Task data »
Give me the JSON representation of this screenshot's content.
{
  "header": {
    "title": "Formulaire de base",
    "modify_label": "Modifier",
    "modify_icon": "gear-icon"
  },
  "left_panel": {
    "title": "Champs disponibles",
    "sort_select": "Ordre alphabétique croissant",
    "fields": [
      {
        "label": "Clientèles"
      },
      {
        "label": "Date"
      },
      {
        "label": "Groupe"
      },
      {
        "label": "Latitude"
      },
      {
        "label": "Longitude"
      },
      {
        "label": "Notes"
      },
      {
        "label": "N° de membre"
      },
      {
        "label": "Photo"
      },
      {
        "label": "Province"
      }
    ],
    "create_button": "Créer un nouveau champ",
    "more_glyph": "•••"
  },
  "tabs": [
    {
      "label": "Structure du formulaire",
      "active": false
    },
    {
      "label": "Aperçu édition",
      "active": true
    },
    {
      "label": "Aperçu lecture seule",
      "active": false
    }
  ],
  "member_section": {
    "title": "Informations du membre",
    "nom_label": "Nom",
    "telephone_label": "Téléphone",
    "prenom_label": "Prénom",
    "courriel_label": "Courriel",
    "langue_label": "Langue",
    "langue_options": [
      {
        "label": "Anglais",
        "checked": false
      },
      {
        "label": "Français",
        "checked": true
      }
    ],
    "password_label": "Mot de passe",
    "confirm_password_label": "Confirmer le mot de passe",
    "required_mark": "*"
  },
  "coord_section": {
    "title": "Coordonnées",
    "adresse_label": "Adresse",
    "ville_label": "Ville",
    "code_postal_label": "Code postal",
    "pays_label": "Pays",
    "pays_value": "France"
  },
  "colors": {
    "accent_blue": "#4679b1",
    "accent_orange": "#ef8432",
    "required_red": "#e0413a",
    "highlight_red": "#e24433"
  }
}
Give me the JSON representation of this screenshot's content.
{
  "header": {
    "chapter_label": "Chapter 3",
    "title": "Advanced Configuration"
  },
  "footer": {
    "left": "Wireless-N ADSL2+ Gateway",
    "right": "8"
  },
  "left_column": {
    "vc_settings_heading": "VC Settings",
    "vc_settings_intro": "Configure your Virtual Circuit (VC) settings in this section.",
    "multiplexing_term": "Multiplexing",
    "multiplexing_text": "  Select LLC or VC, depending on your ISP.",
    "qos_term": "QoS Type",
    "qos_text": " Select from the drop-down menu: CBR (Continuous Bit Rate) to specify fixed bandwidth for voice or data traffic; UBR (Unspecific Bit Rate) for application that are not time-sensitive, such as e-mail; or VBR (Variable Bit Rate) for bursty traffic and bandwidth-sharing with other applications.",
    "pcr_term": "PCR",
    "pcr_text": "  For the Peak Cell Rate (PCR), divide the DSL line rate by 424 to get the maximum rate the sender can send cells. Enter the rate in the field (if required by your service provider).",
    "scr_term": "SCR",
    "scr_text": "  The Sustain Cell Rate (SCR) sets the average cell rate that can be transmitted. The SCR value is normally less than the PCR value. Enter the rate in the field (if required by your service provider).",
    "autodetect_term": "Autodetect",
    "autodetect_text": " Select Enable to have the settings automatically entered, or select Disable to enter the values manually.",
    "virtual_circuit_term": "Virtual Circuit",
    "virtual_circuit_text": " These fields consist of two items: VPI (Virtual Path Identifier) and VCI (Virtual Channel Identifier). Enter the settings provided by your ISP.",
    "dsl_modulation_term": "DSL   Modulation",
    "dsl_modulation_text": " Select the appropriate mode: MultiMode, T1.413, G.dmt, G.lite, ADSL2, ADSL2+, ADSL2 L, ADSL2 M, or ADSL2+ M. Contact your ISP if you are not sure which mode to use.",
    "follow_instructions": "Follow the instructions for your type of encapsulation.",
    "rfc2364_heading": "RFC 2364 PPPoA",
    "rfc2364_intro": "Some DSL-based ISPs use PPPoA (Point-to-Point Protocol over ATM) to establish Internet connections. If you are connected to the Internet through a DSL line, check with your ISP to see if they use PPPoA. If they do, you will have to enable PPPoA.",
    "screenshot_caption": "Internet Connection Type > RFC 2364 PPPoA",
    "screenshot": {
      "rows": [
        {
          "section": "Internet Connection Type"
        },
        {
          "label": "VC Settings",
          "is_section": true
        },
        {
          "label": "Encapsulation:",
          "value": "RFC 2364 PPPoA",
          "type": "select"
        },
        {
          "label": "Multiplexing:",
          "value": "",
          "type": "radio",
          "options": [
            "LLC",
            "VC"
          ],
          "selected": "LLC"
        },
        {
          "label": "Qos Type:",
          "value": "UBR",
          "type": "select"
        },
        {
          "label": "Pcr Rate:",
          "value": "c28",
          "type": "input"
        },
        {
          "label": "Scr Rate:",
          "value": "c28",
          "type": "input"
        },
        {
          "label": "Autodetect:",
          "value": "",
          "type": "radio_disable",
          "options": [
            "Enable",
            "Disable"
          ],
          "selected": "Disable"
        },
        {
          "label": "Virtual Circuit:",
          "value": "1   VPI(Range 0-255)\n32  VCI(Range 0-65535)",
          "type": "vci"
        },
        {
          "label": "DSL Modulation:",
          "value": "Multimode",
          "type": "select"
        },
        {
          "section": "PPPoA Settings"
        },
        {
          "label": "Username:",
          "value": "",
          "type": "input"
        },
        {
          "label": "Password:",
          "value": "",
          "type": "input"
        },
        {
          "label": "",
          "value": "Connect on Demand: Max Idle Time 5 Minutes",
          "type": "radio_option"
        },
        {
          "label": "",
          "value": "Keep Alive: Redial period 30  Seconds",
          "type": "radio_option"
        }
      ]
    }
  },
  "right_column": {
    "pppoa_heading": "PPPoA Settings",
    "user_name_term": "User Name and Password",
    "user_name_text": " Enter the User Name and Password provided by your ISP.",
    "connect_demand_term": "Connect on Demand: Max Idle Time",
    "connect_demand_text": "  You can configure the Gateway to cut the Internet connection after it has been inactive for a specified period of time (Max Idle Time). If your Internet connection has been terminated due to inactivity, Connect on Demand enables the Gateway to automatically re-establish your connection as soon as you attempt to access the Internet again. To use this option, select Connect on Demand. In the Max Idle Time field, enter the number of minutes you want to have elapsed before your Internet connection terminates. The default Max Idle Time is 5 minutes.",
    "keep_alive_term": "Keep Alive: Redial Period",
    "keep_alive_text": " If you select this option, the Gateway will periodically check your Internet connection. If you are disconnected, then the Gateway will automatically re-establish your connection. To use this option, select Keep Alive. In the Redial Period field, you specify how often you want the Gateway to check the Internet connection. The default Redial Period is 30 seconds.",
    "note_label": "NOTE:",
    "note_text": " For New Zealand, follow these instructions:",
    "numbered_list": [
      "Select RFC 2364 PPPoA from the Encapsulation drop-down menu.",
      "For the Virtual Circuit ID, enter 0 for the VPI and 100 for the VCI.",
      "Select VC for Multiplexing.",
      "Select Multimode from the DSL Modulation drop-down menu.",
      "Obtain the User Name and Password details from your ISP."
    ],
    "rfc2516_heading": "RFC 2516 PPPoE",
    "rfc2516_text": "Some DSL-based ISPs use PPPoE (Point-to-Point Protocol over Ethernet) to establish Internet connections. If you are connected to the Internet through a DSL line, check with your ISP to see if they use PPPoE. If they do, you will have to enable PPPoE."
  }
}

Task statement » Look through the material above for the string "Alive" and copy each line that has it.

Response to the exercise »
          "value": "Keep Alive: Redial period 30  Seconds",
    "keep_alive_term": "Keep Alive: Redial Period",
    "keep_alive_text": " If you select this option, the Gateway will periodically check your Internet connection. If you are disconnected, then the Gateway will automatically re-establish your connection. To use this option, select Keep Alive. In the Redial Period field, you specify how often you want the Gateway to check the Internet connection. The default Redial Period is 30 seconds.",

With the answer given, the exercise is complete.